● Exercise objective: For each line of the listing that holds "heading", show the full line.

● Extracted records:

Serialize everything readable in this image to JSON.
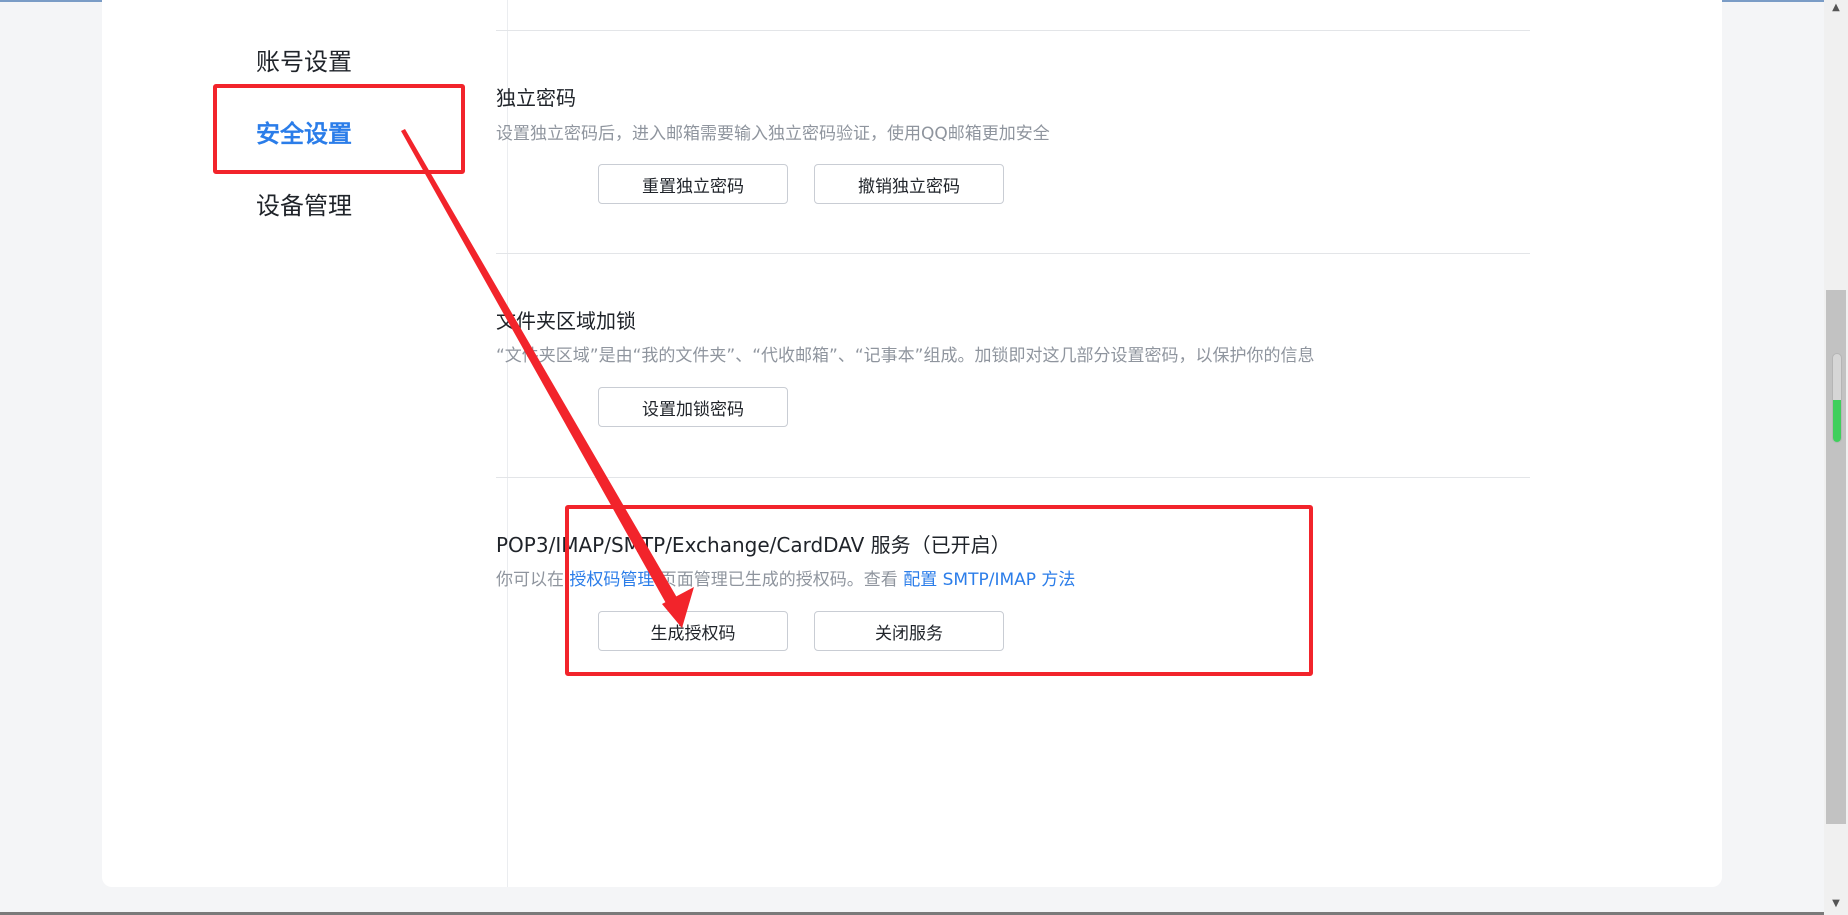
{
  "sidebar": {
    "items": [
      {
        "label": "账号设置"
      },
      {
        "label": "安全设置"
      },
      {
        "label": "设备管理"
      }
    ]
  },
  "sections": {
    "password": {
      "title": "独立密码",
      "desc": "设置独立密码后，进入邮箱需要输入独立密码验证，使用QQ邮箱更加安全",
      "btn_reset": "重置独立密码",
      "btn_revoke": "撤销独立密码"
    },
    "folder_lock": {
      "title": "文件夹区域加锁",
      "desc": "“文件夹区域”是由“我的文件夹”、“代收邮箱”、“记事本”组成。加锁即对这几部分设置密码，以保护你的信息",
      "btn_set": "设置加锁密码"
    },
    "service": {
      "title": "POP3/IMAP/SMTP/Exchange/CardDAV 服务（已开启）",
      "desc_prefix": "你可以在 ",
      "link_auth": "授权码管理",
      "desc_middle": " 页面管理已生成的授权码。查看 ",
      "link_config": "配置 SMTP/IMAP 方法",
      "btn_generate": "生成授权码",
      "btn_close": "关闭服务"
    }
  },
  "colors": {
    "accent": "#2b7de9",
    "annotation": "#f2242b"
  }
}
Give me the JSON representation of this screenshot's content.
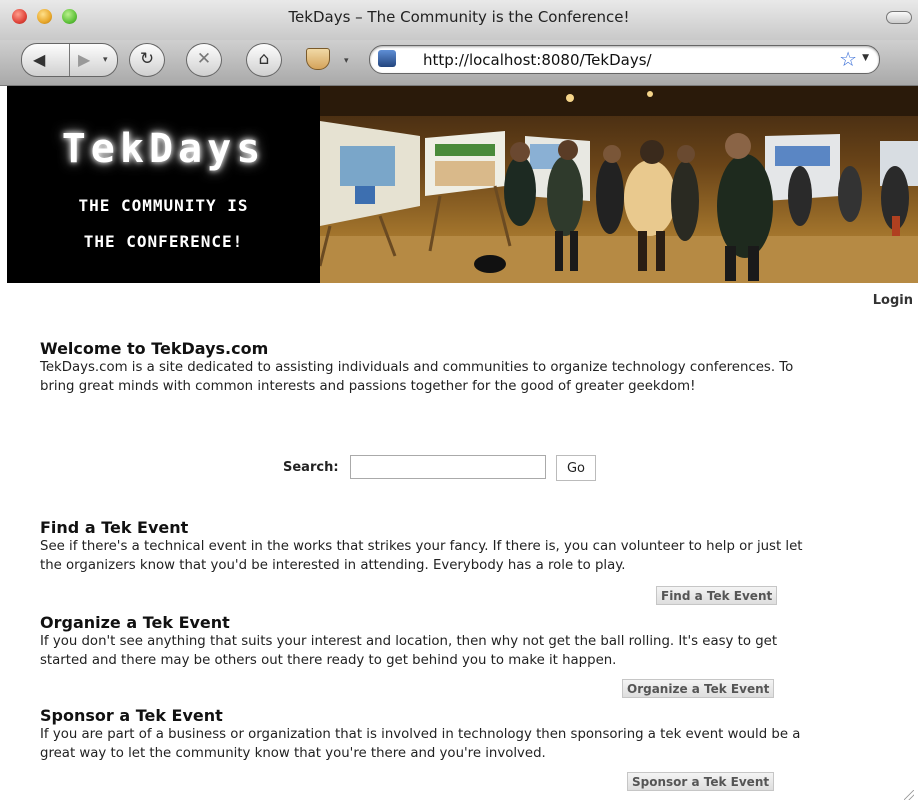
{
  "window": {
    "title": "TekDays – The Community is the Conference!",
    "url": "http://localhost:8080/TekDays/"
  },
  "toolbar": {
    "back_icon": "back-arrow-icon",
    "forward_icon": "forward-arrow-icon",
    "reload_icon": "reload-icon",
    "stop_icon": "stop-icon",
    "home_icon": "home-icon",
    "addon_icon": "coffee-cup-icon",
    "bookmark_icon": "star-icon"
  },
  "banner": {
    "logo": "TekDays",
    "tagline_line1": "THE COMMUNITY IS",
    "tagline_line2": "THE CONFERENCE!"
  },
  "header": {
    "login": "Login"
  },
  "welcome": {
    "heading": "Welcome to TekDays.com",
    "text": "TekDays.com is a site dedicated to assisting individuals and communities to organize technology conferences. To bring great minds with common interests and passions together for the good of greater geekdom!"
  },
  "search": {
    "label": "Search:",
    "value": "",
    "button": "Go"
  },
  "sections": [
    {
      "heading": "Find a Tek Event",
      "text": "See if there's a technical event in the works that strikes your fancy. If there is, you can volunteer to help or just let the organizers know that you'd be interested in attending. Everybody has a role to play.",
      "button": "Find a Tek Event"
    },
    {
      "heading": "Organize a Tek Event",
      "text": "If you don't see anything that suits your interest and location, then why not get the ball rolling. It's easy to get started and there may be others out there ready to get behind you to make it happen.",
      "button": "Organize a Tek Event"
    },
    {
      "heading": "Sponsor a Tek Event",
      "text": "If you are part of a business or organization that is involved in technology then sponsoring a tek event would be a great way to let the community know that you're there and you're involved.",
      "button": "Sponsor a Tek Event"
    }
  ]
}
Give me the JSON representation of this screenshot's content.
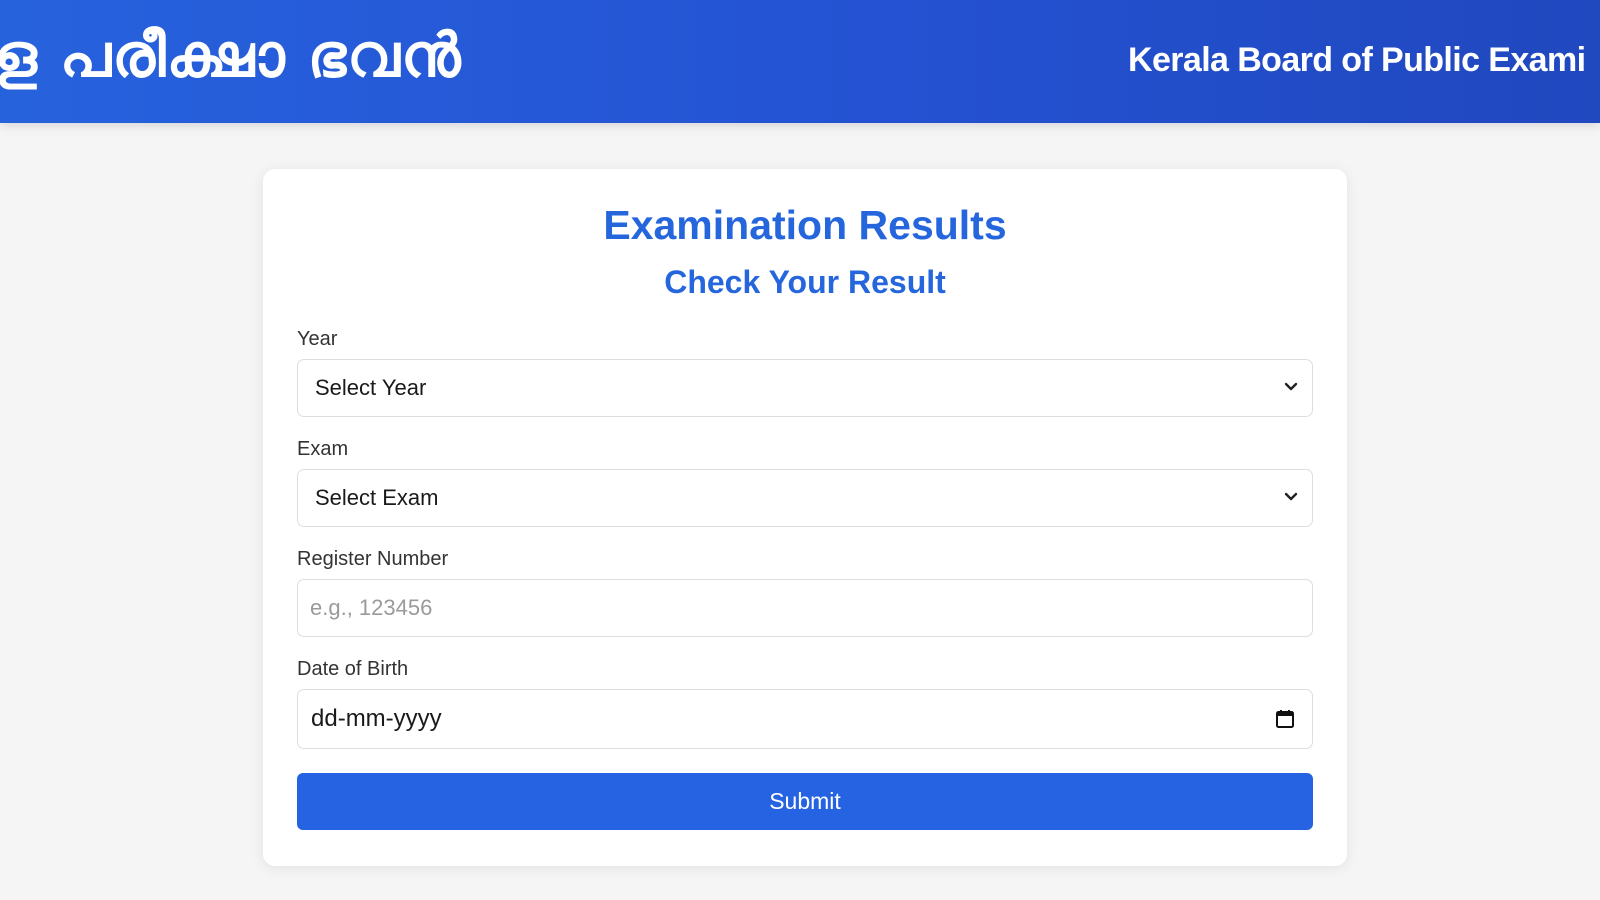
{
  "header": {
    "title_malayalam": "ള പരീക്ഷാ ഭവൻ",
    "title_english": "Kerala Board of Public Exami"
  },
  "card": {
    "title": "Examination Results",
    "subtitle": "Check Your Result"
  },
  "form": {
    "year": {
      "label": "Year",
      "selected": "Select Year"
    },
    "exam": {
      "label": "Exam",
      "selected": "Select Exam"
    },
    "register_number": {
      "label": "Register Number",
      "placeholder": "e.g., 123456",
      "value": ""
    },
    "date_of_birth": {
      "label": "Date of Birth",
      "value": "dd-mm-yyyy"
    },
    "submit_label": "Submit"
  },
  "colors": {
    "header_bg": "#2452d2",
    "accent": "#2566dd",
    "button_bg": "#2663e3",
    "page_bg": "#f5f5f6"
  },
  "icons": {
    "select_arrow": "chevron-down-icon",
    "date_picker": "calendar-icon"
  }
}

● Result:
    "heading": "Welcome to TekDays.com",
      "heading": "Find a Tek Event",
      "heading": "Organize a Tek Event",
      "heading": "Sponsor a Tek Event",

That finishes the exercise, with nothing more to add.